___ Data to use

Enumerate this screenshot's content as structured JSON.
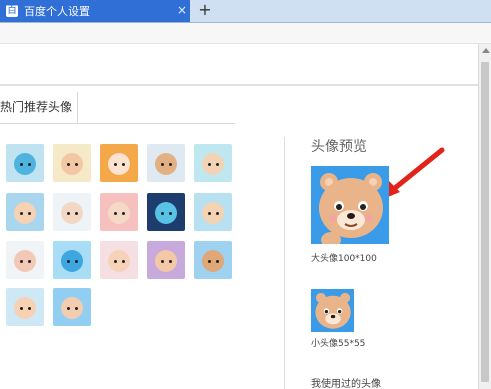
{
  "tab": {
    "title": "百度个人设置",
    "close": "×",
    "new_tab": "+",
    "favicon": "百"
  },
  "section_tab": "热门推荐头像",
  "preview": {
    "title": "头像预览",
    "large_label": "大头像100*100",
    "small_label": "小头像55*55",
    "used_label": "我使用过的头像"
  },
  "grid_avatars": [
    {
      "name": "blue-monster-avatar",
      "bg": "#bfe3f1",
      "face": "#4fb3e0"
    },
    {
      "name": "girl-brown-hair-avatar",
      "bg": "#f6e9c8",
      "face": "#f3c7a4"
    },
    {
      "name": "girl-orange-cat-avatar",
      "bg": "#f4a84a",
      "face": "#fbe3cf"
    },
    {
      "name": "bear-avatar",
      "bg": "#dfe9f2",
      "face": "#e2b083"
    },
    {
      "name": "boy-glasses-avatar",
      "bg": "#bfe7ef",
      "face": "#f2d3b6"
    },
    {
      "name": "boy-black-hair-avatar",
      "bg": "#a9d6ef",
      "face": "#f4d2b3"
    },
    {
      "name": "baby-bald-avatar",
      "bg": "#eef3f7",
      "face": "#f3d6c3"
    },
    {
      "name": "girl-glasses-red-avatar",
      "bg": "#f6c0bf",
      "face": "#f5d9c6"
    },
    {
      "name": "blue-rabbit-avatar",
      "bg": "#1d3d6e",
      "face": "#58c2e7"
    },
    {
      "name": "girl-flower-avatar",
      "bg": "#b7e0f1",
      "face": "#f3d3b4"
    },
    {
      "name": "boy-cap-avatar",
      "bg": "#f0f4f7",
      "face": "#f2c8b7"
    },
    {
      "name": "blue-monster-sky-avatar",
      "bg": "#a8ddf5",
      "face": "#3fa7df"
    },
    {
      "name": "girl-pink-avatar",
      "bg": "#f6dfe2",
      "face": "#f6d3b8"
    },
    {
      "name": "bald-man-purple-avatar",
      "bg": "#c8a9dc",
      "face": "#f3c8a4"
    },
    {
      "name": "bear-sky-avatar",
      "bg": "#9fd2f1",
      "face": "#e0a779"
    },
    {
      "name": "girl-bob-hair-avatar",
      "bg": "#cfe8f6",
      "face": "#f6d1b4"
    },
    {
      "name": "bald-man-sky-avatar",
      "bg": "#92cef2",
      "face": "#f4ccb0"
    }
  ],
  "colors": {
    "tab_active": "#2f6fd6",
    "arrow": "#e2231a",
    "avatar_bg": "#3a9be8"
  }
}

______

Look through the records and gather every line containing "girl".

Result of this task:
      "name": "girl-brown-hair-avatar",
      "name": "girl-orange-cat-avatar",
      "name": "girl-glasses-red-avatar",
      "name": "girl-flower-avatar",
      "name": "girl-pink-avatar",
      "name": "girl-bob-hair-avatar",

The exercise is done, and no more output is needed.